The impact of the global health crisis and related lockdowns have shown that journalism is more important than ever before. People rely on all types of media to be informed, entertained, and socially connected. As a result, media is in high demand.
Ironically, in this time of great demand, many media companies find themselves in a very precarious situation. Generating revenue has become a fundamental challenge that is increasingly difficult to solve. Yet, as publishers face the realities of a new future, two key trends are driving seismic change.
Consumer willingness to pay for quality digital content is growing. Convenience and on-demand are what everybody wants, and the world’s media companies have taken notice. Big entertainment giants like Netflix, Disney, Spotify, and HBO have paved the way for a new kind of premium content.

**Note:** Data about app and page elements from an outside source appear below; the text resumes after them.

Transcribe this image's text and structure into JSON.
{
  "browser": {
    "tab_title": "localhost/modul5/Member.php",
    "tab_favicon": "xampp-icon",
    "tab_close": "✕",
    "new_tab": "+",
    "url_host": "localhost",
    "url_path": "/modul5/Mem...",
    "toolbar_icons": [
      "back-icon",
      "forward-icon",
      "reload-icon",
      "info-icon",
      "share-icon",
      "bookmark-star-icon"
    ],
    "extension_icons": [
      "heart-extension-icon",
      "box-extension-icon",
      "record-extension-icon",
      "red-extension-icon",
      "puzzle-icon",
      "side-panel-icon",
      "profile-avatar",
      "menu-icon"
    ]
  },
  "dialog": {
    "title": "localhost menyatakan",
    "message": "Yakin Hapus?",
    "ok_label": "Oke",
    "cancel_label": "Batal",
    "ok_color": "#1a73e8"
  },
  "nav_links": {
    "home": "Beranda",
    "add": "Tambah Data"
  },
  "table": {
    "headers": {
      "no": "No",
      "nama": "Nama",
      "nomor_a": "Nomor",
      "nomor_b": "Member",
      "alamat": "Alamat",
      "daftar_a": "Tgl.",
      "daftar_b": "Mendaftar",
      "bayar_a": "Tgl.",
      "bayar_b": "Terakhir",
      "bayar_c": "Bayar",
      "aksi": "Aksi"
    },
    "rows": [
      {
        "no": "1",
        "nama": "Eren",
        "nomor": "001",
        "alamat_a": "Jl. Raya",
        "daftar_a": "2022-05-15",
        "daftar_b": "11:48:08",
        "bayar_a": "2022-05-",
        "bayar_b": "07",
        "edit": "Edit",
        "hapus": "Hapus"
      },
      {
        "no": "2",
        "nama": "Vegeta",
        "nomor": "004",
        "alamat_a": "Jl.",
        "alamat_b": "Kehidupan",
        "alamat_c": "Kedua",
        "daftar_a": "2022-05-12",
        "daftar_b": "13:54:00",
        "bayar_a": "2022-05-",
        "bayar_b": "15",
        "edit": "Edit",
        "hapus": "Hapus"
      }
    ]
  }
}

With their offerings, they are leading entertainment consumption into the subscription decade. These changes in consumer-media relationships are now showing their effects within the classic publishing industry. Large commercial magazines, newspapers, and niche media are following the trend.
While consumer behaviour is changing, advertising is slowly falling apart. More dollars are being spent on advertising than ever before, but media companies are seeing their piece of the pie shrinking, with most advertising budgets spent on digital ads with the large social media platforms and search engine providers. Within this context, publishers of various kinds are developing new monetisation strategies.
The subscription model
Perhaps the most popular option for legacy publishers is to put their previously free online content behind a subscription paywall. The textbook example in this field is The New York Times.
In 2020, the Times added 2.3 million new digital subscribers. It set a new record with more than 7.5 million subscribers in total, meaning digital subscription revenue is now the biggest revenue contributor for the legacy publisher. 2020 was undoubtedly a unique year where demand for reliable journalism was never higher or more necessary, but it is safe to assume that the subscription or paid-content trend is not a one-time phenomenon. Paywalls are here to stay.
Another potentially more interesting example is the success enjoyed by the sports magazine The Athletic. The large niche publication focusing on mainstream sports has built a loyal and constantly growing subscriber base, proving that it is not only legacy publishers with established user bases that can leverage the subscription model.
In 2020, it added more subscribers than ever before and passed the 1 million subscribers mark. The Athletic’s success shows the paid content approach can be the leading revenue contributor if the consumer deems the quality work done by the editorial team is worth the cost of a subscription.
These examples can be seen as the natural answer to the latest shifts within the digital publishing landscape. Users are demanding more and better content. If they see value in the content offering, they will pay for it. This transition can be seen as the necessary and natural evolution from advertising-led business models to consumer-first media offerings.
The emergence of e-commerce
The subscription model offers one way out of the problems facing publishers today, and it suits consumers’ growing willingness to pay for quality digital content. Done correctly, it can also complement another of the trends witnessed in the last year: the inexorable rise of e-commerce.
The connection doesn’t seem obvious at first glimpse. While reader contributions allow publishers to move away from commercial activities, e-commerce seems to resemble the exact opposite, but this is not the case. And more importantly, combining the two allows publishers to build resilient and robust revenue models.
Introducing e-commerce through offerings that are only available for members and subscribers has shown to be very successful, especially for news channels. Selected products and services are offered exclusively to subscribers. In this way, e-commerce drives another new revenue stream while also enhancing the relationship between readers and media brands.
As the curator for shopping offers, publishers can set new trends, sell products aligned with their brand identity, and even create or brand their own unique products.
Subscription and e-commerce monetisation models are attractive options for publishers, but it is important to mention that revenue from advertising, affiliate marketing, and other sources will still play a critical role.
In the current landscape, publishers with more diversified income streams are better prepared for the increasingly more dynamic nature of the market. If the last year has taught us one lesson, it is that the ability to adapt and have healthy, diversified economic models are the most critical tools when building sustainable economic models.
The move to a readers-first model
At Tipser, as part of our work with some of the world’s largest publishers, we have learned that an essential step in creating a sustainable revenue model is to take the readers’ needs into account and put them first. For decades, the media industry has relied on advertising as its main revenue contributor. Shifting this focus will require more than simply adding new income streams. Instead, the media needs to fundamentally reshape what they offer in their digital publications.
With online now the world’s primary form of consumption, digital channels need to become destinations where readers find solutions that meet their various needs. The transition to paid content is well underway, and e-commerce done right can help the digital publishing industry in this critical transition. We see every day how paid content is taking over digital content monetisation. Combining it with e-commerce creates a robust and complementary alliance that has the potential to positively impact the future of publishers everywhere and usher in a new era of economic independence.